Records excerpted from a collection:
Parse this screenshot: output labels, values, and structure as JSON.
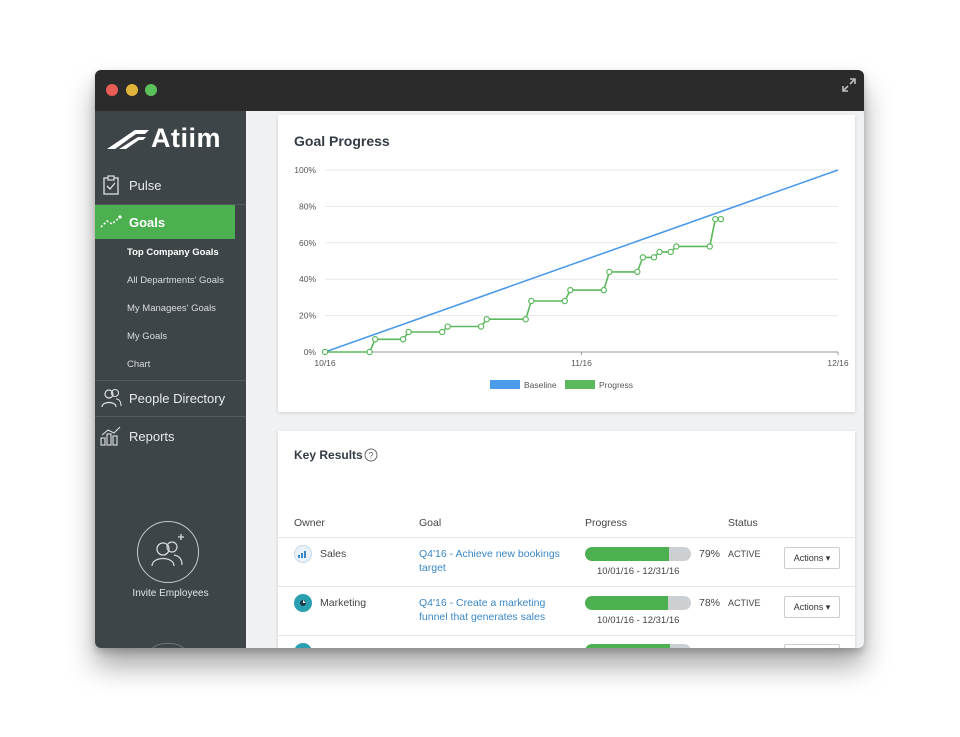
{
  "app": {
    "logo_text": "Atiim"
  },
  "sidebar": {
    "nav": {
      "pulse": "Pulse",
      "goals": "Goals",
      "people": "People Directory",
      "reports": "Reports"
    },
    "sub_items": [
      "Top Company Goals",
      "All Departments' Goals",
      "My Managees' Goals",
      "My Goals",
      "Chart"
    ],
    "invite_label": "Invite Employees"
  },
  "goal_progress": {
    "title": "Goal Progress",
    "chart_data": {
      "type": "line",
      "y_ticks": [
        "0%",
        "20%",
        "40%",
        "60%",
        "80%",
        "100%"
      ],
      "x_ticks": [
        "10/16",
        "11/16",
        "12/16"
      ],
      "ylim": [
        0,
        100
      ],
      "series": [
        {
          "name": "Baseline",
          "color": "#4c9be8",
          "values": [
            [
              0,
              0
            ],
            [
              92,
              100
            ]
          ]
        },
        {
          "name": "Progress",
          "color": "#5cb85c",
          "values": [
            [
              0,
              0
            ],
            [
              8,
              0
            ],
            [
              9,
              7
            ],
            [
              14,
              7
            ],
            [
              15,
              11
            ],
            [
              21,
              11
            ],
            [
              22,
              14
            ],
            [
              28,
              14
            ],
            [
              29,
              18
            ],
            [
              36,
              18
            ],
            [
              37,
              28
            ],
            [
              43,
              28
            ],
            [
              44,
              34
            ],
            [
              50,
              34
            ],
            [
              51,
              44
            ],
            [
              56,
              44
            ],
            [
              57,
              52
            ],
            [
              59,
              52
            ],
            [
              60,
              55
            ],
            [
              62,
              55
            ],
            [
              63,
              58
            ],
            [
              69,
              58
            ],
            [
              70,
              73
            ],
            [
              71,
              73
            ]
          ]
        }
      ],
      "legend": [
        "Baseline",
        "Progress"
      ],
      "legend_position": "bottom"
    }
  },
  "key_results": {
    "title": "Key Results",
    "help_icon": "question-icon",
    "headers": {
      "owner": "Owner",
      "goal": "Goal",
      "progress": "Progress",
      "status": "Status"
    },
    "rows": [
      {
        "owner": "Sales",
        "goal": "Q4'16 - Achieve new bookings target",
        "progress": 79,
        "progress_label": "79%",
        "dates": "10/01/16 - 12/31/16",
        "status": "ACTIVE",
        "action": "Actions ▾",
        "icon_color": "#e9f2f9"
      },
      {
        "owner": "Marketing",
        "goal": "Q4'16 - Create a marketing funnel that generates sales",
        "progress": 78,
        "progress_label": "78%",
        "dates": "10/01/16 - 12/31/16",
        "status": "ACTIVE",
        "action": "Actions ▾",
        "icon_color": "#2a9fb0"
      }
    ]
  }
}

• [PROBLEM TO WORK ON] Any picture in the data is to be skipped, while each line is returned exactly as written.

• [RESPONSE TO THIS TASK]
Parse this screenshot: output labels, values, and structure as JSON.
{
  "app": {
    "logo_text": "Atiim"
  },
  "sidebar": {
    "nav": {
      "pulse": "Pulse",
      "goals": "Goals",
      "people": "People Directory",
      "reports": "Reports"
    },
    "sub_items": [
      "Top Company Goals",
      "All Departments' Goals",
      "My Managees' Goals",
      "My Goals",
      "Chart"
    ],
    "invite_label": "Invite Employees"
  },
  "goal_progress": {
    "title": "Goal Progress",
    "chart_data": {
      "type": "line",
      "y_ticks": [
        "0%",
        "20%",
        "40%",
        "60%",
        "80%",
        "100%"
      ],
      "x_ticks": [
        "10/16",
        "11/16",
        "12/16"
      ],
      "ylim": [
        0,
        100
      ],
      "series": [
        {
          "name": "Baseline",
          "color": "#4c9be8",
          "values": [
            [
              0,
              0
            ],
            [
              92,
              100
            ]
          ]
        },
        {
          "name": "Progress",
          "color": "#5cb85c",
          "values": [
            [
              0,
              0
            ],
            [
              8,
              0
            ],
            [
              9,
              7
            ],
            [
              14,
              7
            ],
            [
              15,
              11
            ],
            [
              21,
              11
            ],
            [
              22,
              14
            ],
            [
              28,
              14
            ],
            [
              29,
              18
            ],
            [
              36,
              18
            ],
            [
              37,
              28
            ],
            [
              43,
              28
            ],
            [
              44,
              34
            ],
            [
              50,
              34
            ],
            [
              51,
              44
            ],
            [
              56,
              44
            ],
            [
              57,
              52
            ],
            [
              59,
              52
            ],
            [
              60,
              55
            ],
            [
              62,
              55
            ],
            [
              63,
              58
            ],
            [
              69,
              58
            ],
            [
              70,
              73
            ],
            [
              71,
              73
            ]
          ]
        }
      ],
      "legend": [
        "Baseline",
        "Progress"
      ],
      "legend_position": "bottom"
    }
  },
  "key_results": {
    "title": "Key Results",
    "help_icon": "question-icon",
    "headers": {
      "owner": "Owner",
      "goal": "Goal",
      "progress": "Progress",
      "status": "Status"
    },
    "rows": [
      {
        "owner": "Sales",
        "goal": "Q4'16 - Achieve new bookings target",
        "progress": 79,
        "progress_label": "79%",
        "dates": "10/01/16 - 12/31/16",
        "status": "ACTIVE",
        "action": "Actions ▾",
        "icon_color": "#e9f2f9"
      },
      {
        "owner": "Marketing",
        "goal": "Q4'16 - Create a marketing funnel that generates sales",
        "progress": 78,
        "progress_label": "78%",
        "dates": "10/01/16 - 12/31/16",
        "status": "ACTIVE",
        "action": "Actions ▾",
        "icon_color": "#2a9fb0"
      }
    ]
  }
}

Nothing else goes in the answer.